Each criteria represents a specific achievement of your assignment and has a scoring guide. The scoring guide explains the possible scores you can receive. Some scoring guides have a list of indicators. These indicators are a sign of meeting, or a symptom of not meeting, the specific criterion. Note that a single indicator may not always be reliable or appropriate in a given context. However, as a group, they show the condition of meeting the criterion.

For information on grading policies, including interpretation of scores, see the syllabus.

#### Lesson Exercises

• 2: All lesson exercises attempted and turned in
• 1: Some lesson exercises completed and turned in
• 0: No lesson exercises completed or turned in

#### Programming Projects (x3)

• 5: Demonstrates mastery of the program
• Applies concepts from the lessons appropriately
• Meets all specifications (see above)
• Runs to completion with no abnormal error conditions
• Generates correct output given correct input
• Correct file name
• 4: Has most of the functionality expected of the program
• Demonstrates some techniques from the lesson
• Attempts to meet all but one of the specifications (see above)
• Implementation seems more complicated than necessary.
• May have one minor error
• 3: Has some of the functionality expected of the program
• Demonstrates some techniques from the lesson
• Attempts to meet at least 1/2 of the specifications (see above)
• Implementation seems excessively complicated.
• May have 2-3 minor errors
• 2: Serious functional problems but shows some effort and understanding
• Attempts to meet less than 1/2 of the of the specifications (see above)
• Has a major error or many minor errors
• Implementation seems very convoluted
• Demonstrates few techniques from the lesson
• 1: Does not compile or wrong file turned in
• 0: Not turned in or uses techniques not covered

#### Programming Projects Style

• 3: Code is well-documented including:
• 2: Code has a minor documentation error
• 1: Code has some documentation errors
• 0: No apparent attempt to follow documentation standards or write documentation comments

#### CodeLab and Other Tutorial Exercises

• Number CodeLab completed correctly / number exercises * 6 and rounded up to the nearest integer.
• -1 if the tutorial lab file does not compile
• -2 if the tutorial exercise file is not turned in

#### `README.txt` File

• 2: `README.txt` file submitted following the instructions
• 1: `README.txt` file submitted but some information was missing
• 0: No `README.txt` file submitted

Total possible: 30, plus extra credit

## Deliverables

Students submit some homework as they work on it like CodeLab. However, students must submit other homework in Canvas following the link to A4-Making Selections. Include the following items when submitting to Canvas:

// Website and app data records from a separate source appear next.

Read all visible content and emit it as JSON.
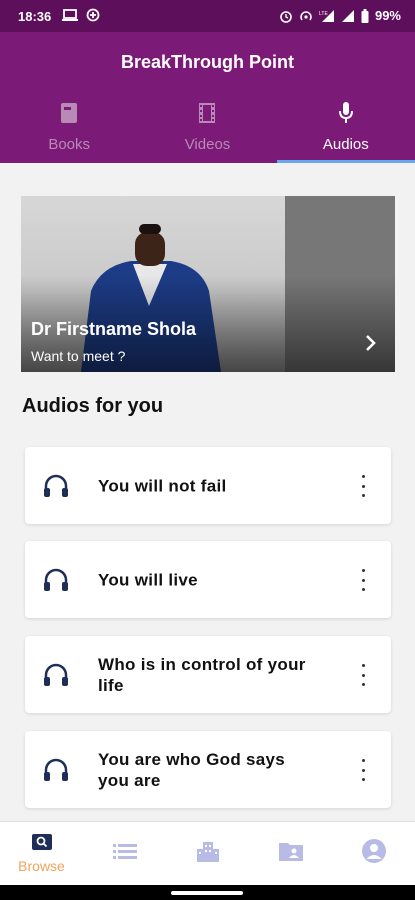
{
  "status_bar": {
    "time": "18:36",
    "battery": "99%"
  },
  "app_bar": {
    "title": "BreakThrough Point"
  },
  "tabs": [
    {
      "label": "Books",
      "icon": "book-icon",
      "active": false
    },
    {
      "label": "Videos",
      "icon": "film-icon",
      "active": false
    },
    {
      "label": "Audios",
      "icon": "microphone-icon",
      "active": true
    }
  ],
  "banner": {
    "name": "Dr Firstname Shola",
    "subtitle": "Want to meet ?"
  },
  "section": {
    "title": "Audios for you"
  },
  "audios": [
    {
      "title": "You will not fail"
    },
    {
      "title": "You will live"
    },
    {
      "title": "Who is in control of your life"
    },
    {
      "title": "You are who God says you are"
    }
  ],
  "bottom_nav": [
    {
      "label": "Browse",
      "icon": "search-icon",
      "active": true
    },
    {
      "label": "",
      "icon": "list-icon",
      "active": false
    },
    {
      "label": "",
      "icon": "buildings-icon",
      "active": false
    },
    {
      "label": "",
      "icon": "folder-user-icon",
      "active": false
    },
    {
      "label": "",
      "icon": "account-icon",
      "active": false
    }
  ],
  "colors": {
    "status_bar": "#5e0f5c",
    "app_bar": "#7c1a77",
    "tab_indicator": "#64a8f0",
    "accent": "#f0a35a",
    "nav_icon": "#b8bbe6",
    "headphone_icon": "#1f2e57"
  }
}
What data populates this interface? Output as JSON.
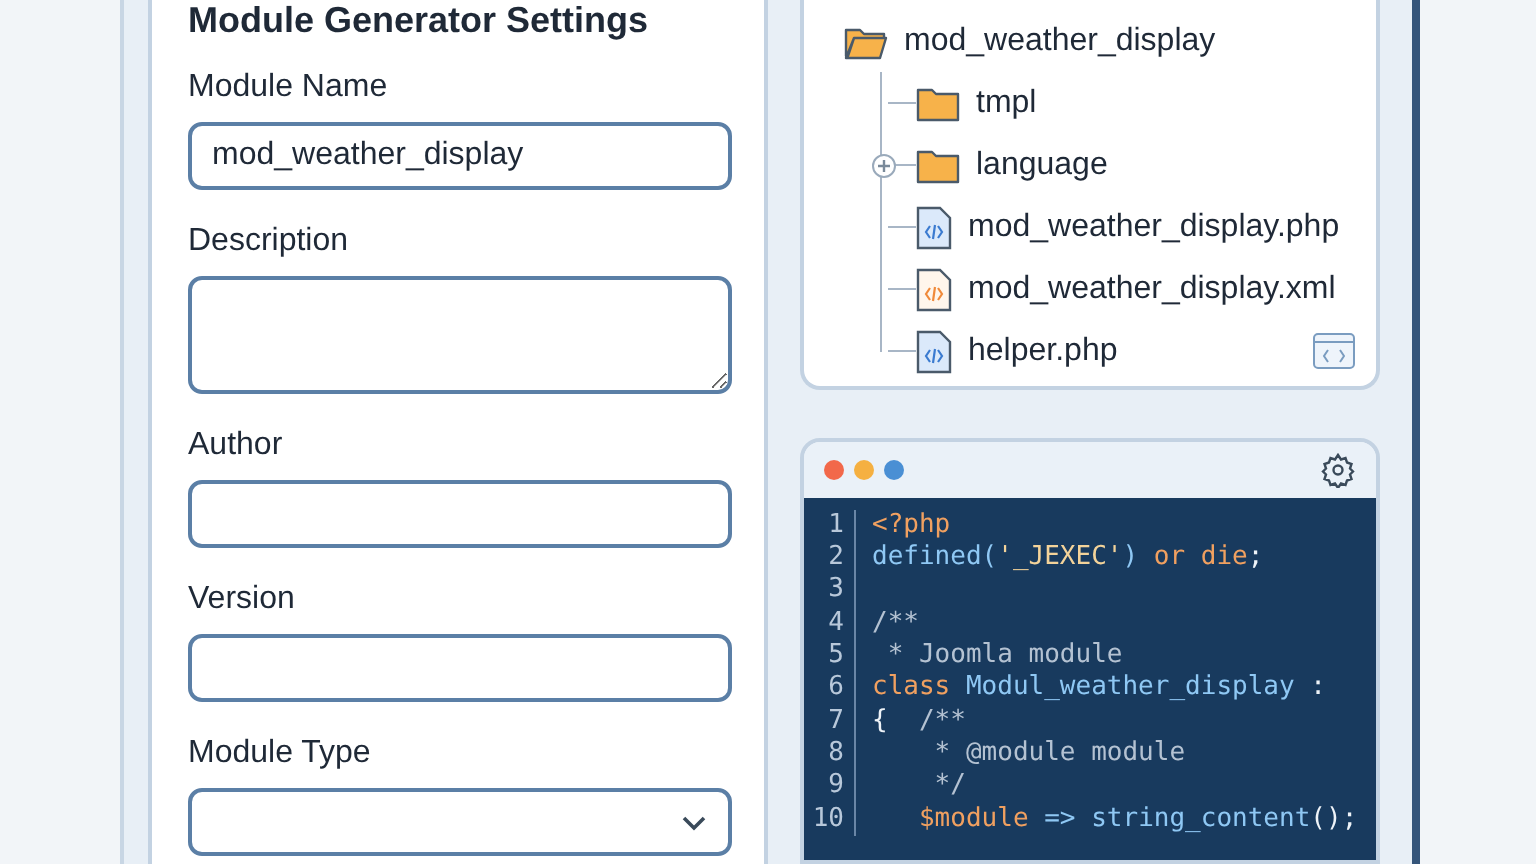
{
  "settings": {
    "title": "Module Generator Settings",
    "fields": [
      {
        "kind": "text",
        "label": "Module Name",
        "value": "mod_weather_display"
      },
      {
        "kind": "textarea",
        "label": "Description"
      },
      {
        "kind": "text",
        "label": "Author"
      },
      {
        "kind": "text",
        "label": "Version"
      },
      {
        "kind": "select",
        "label": "Module Type"
      }
    ]
  },
  "tree": {
    "items": [
      {
        "kind": "folder",
        "name": "mod_weather_display",
        "expanded": true,
        "children": [
          {
            "kind": "folder",
            "name": "tmpl",
            "expanded": false
          },
          {
            "kind": "folder",
            "name": "language",
            "expanded": false,
            "expandable": true
          },
          {
            "kind": "php",
            "name": "mod_weather_display.php"
          },
          {
            "kind": "xml",
            "name": "mod_weather_display.xml"
          },
          {
            "kind": "php",
            "name": "helper.php"
          }
        ]
      }
    ]
  },
  "editor": {
    "lines": [
      {
        "number": "1",
        "tokens": [
          {
            "kind": "keyword",
            "text": "<?php"
          }
        ]
      },
      {
        "number": "2",
        "tokens": [
          {
            "kind": "ident",
            "text": "defined("
          },
          {
            "kind": "string",
            "text": "'_JEXEC'"
          },
          {
            "kind": "ident",
            "text": ") "
          },
          {
            "kind": "keyword",
            "text": "or die"
          },
          {
            "kind": "plain",
            "text": ";"
          }
        ]
      },
      {
        "number": "3"
      },
      {
        "number": "4",
        "tokens": [
          {
            "kind": "comment",
            "text": "/**"
          }
        ]
      },
      {
        "number": "5",
        "tokens": [
          {
            "kind": "comment",
            "text": " * Joomla module"
          }
        ]
      },
      {
        "number": "6",
        "tokens": [
          {
            "kind": "keyword",
            "text": "class "
          },
          {
            "kind": "ident",
            "text": "Modul_weather_display"
          },
          {
            "kind": "plain",
            "text": " :"
          }
        ]
      },
      {
        "number": "7",
        "tokens": [
          {
            "kind": "plain",
            "text": "{  "
          },
          {
            "kind": "comment",
            "text": "/**"
          }
        ]
      },
      {
        "number": "8",
        "tokens": [
          {
            "kind": "comment",
            "text": "    * @module module"
          }
        ]
      },
      {
        "number": "9",
        "tokens": [
          {
            "kind": "comment",
            "text": "    */"
          }
        ]
      },
      {
        "number": "10",
        "tokens": [
          {
            "kind": "keyword",
            "text": "   $module"
          },
          {
            "kind": "ident",
            "text": " => string_content"
          },
          {
            "kind": "plain",
            "text": "();"
          }
        ]
      }
    ]
  }
}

1. `README.txt` file
2. All the exercise files from Lesson 4
3. `truthtables.cpp`
4. `cardtype.cpp`
5. `juice.cpp`
6. `invtable.cpp` from the Tutorial Lab

Note: Make certain your programs compile before you turn them in. When a program does not compile then it does not function either. For all programming problems, you should expect little or no credit if your program does not compile and run. For more information see the Grading Criteria.

Submit all the files needed to complete your assignment at one time. Your assignment must work as submitted. Remember to test and double check your files before submitting them. If you make a mistake, you can resubmit up to the deadline. If you resubmit, you must include all your assignment files in the last submission as Canvas hides prior submissions.

Last Updated: October 02 2019 @13:25:08